§ **What the task requires**
In full and without alteration, write out the lines below.
== Provided information
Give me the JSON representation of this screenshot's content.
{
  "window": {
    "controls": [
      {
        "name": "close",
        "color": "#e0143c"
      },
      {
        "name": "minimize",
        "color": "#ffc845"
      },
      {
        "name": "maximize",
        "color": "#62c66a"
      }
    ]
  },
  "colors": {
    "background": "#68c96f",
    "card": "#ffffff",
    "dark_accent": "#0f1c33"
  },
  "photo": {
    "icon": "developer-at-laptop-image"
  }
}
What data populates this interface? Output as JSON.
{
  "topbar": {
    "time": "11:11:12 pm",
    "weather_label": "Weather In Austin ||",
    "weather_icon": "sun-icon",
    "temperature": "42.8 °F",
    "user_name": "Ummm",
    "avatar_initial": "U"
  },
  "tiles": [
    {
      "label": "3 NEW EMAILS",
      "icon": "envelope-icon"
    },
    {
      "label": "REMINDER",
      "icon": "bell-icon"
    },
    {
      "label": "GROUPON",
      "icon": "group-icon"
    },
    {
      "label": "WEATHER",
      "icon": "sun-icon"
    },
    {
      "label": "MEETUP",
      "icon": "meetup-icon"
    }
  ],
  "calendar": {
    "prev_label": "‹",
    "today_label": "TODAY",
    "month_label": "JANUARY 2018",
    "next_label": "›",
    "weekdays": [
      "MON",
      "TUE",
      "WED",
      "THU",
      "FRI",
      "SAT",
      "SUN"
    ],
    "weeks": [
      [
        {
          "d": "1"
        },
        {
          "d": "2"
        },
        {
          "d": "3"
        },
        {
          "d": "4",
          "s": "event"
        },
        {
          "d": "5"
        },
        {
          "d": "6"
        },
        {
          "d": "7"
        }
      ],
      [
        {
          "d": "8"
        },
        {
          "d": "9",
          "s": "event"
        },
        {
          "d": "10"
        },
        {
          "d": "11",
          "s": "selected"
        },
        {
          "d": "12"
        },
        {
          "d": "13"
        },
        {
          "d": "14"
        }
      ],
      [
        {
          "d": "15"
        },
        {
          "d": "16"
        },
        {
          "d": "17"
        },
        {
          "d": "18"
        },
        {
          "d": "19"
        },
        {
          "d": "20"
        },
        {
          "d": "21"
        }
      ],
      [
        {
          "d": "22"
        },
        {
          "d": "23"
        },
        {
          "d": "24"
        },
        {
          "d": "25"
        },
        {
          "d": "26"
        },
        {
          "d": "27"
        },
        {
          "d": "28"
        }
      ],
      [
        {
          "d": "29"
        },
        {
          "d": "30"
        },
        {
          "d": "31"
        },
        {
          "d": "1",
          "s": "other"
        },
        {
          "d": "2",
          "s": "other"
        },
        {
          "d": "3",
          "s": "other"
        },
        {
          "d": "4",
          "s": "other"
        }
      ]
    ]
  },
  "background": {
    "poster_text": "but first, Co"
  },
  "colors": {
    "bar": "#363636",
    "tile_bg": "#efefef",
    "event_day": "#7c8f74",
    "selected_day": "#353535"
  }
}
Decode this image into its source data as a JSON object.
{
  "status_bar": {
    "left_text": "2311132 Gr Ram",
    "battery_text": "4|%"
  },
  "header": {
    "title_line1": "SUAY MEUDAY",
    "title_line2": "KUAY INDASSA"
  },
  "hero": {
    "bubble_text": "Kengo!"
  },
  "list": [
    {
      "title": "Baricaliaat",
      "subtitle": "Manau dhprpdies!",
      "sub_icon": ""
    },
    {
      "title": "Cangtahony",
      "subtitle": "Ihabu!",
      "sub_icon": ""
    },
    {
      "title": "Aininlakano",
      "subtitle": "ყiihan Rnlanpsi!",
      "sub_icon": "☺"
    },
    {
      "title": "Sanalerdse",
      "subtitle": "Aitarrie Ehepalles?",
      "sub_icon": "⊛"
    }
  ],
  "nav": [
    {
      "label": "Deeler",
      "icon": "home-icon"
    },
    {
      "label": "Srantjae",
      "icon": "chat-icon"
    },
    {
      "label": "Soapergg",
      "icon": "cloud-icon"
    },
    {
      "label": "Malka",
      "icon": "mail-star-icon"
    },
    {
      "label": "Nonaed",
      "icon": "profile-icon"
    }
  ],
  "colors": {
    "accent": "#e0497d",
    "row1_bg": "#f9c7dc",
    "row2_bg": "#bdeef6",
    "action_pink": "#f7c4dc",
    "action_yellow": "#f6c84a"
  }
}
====
§ **Response to the task**
Give me the JSON representation of this screenshot's content.
{
  "window": {
    "controls": [
      {
        "name": "close",
        "color": "#e0143c"
      },
      {
        "name": "minimize",
        "color": "#ffc845"
      },
      {
        "name": "maximize",
        "color": "#62c66a"
      }
    ]
  },
  "colors": {
    "background": "#68c96f",
    "card": "#ffffff",
    "dark_accent": "#0f1c33"
  },
  "photo": {
    "icon": "developer-at-laptop-image"
  }
}
What data populates this interface? Output as JSON.
{
  "topbar": {
    "time": "11:11:12 pm",
    "weather_label": "Weather In Austin ||",
    "weather_icon": "sun-icon",
    "temperature": "42.8 °F",
    "user_name": "Ummm",
    "avatar_initial": "U"
  },
  "tiles": [
    {
      "label": "3 NEW EMAILS",
      "icon": "envelope-icon"
    },
    {
      "label": "REMINDER",
      "icon": "bell-icon"
    },
    {
      "label": "GROUPON",
      "icon": "group-icon"
    },
    {
      "label": "WEATHER",
      "icon": "sun-icon"
    },
    {
      "label": "MEETUP",
      "icon": "meetup-icon"
    }
  ],
  "calendar": {
    "prev_label": "‹",
    "today_label": "TODAY",
    "month_label": "JANUARY 2018",
    "next_label": "›",
    "weekdays": [
      "MON",
      "TUE",
      "WED",
      "THU",
      "FRI",
      "SAT",
      "SUN"
    ],
    "weeks": [
      [
        {
          "d": "1"
        },
        {
          "d": "2"
        },
        {
          "d": "3"
        },
        {
          "d": "4",
          "s": "event"
        },
        {
          "d": "5"
        },
        {
          "d": "6"
        },
        {
          "d": "7"
        }
      ],
      [
        {
          "d": "8"
        },
        {
          "d": "9",
          "s": "event"
        },
        {
          "d": "10"
        },
        {
          "d": "11",
          "s": "selected"
        },
        {
          "d": "12"
        },
        {
          "d": "13"
        },
        {
          "d": "14"
        }
      ],
      [
        {
          "d": "15"
        },
        {
          "d": "16"
        },
        {
          "d": "17"
        },
        {
          "d": "18"
        },
        {
          "d": "19"
        },
        {
          "d": "20"
        },
        {
          "d": "21"
        }
      ],
      [
        {
          "d": "22"
        },
        {
          "d": "23"
        },
        {
          "d": "24"
        },
        {
          "d": "25"
        },
        {
          "d": "26"
        },
        {
          "d": "27"
        },
        {
          "d": "28"
        }
      ],
      [
        {
          "d": "29"
        },
        {
          "d": "30"
        },
        {
          "d": "31"
        },
        {
          "d": "1",
          "s": "other"
        },
        {
          "d": "2",
          "s": "other"
        },
        {
          "d": "3",
          "s": "other"
        },
        {
          "d": "4",
          "s": "other"
        }
      ]
    ]
  },
  "background": {
    "poster_text": "but first, Co"
  },
  "colors": {
    "bar": "#363636",
    "tile_bg": "#efefef",
    "event_day": "#7c8f74",
    "selected_day": "#353535"
  }
}
Decode this image into its source data as a JSON object.
{
  "status_bar": {
    "left_text": "2311132 Gr Ram",
    "battery_text": "4|%"
  },
  "header": {
    "title_line1": "SUAY MEUDAY",
    "title_line2": "KUAY INDASSA"
  },
  "hero": {
    "bubble_text": "Kengo!"
  },
  "list": [
    {
      "title": "Baricaliaat",
      "subtitle": "Manau dhprpdies!",
      "sub_icon": ""
    },
    {
      "title": "Cangtahony",
      "subtitle": "Ihabu!",
      "sub_icon": ""
    },
    {
      "title": "Aininlakano",
      "subtitle": "ყiihan Rnlanpsi!",
      "sub_icon": "☺"
    },
    {
      "title": "Sanalerdse",
      "subtitle": "Aitarrie Ehepalles?",
      "sub_icon": "⊛"
    }
  ],
  "nav": [
    {
      "label": "Deeler",
      "icon": "home-icon"
    },
    {
      "label": "Srantjae",
      "icon": "chat-icon"
    },
    {
      "label": "Soapergg",
      "icon": "cloud-icon"
    },
    {
      "label": "Malka",
      "icon": "mail-star-icon"
    },
    {
      "label": "Nonaed",
      "icon": "profile-icon"
    }
  ],
  "colors": {
    "accent": "#e0497d",
    "row1_bg": "#f9c7dc",
    "row2_bg": "#bdeef6",
    "action_pink": "#f7c4dc",
    "action_yellow": "#f6c84a"
  }
}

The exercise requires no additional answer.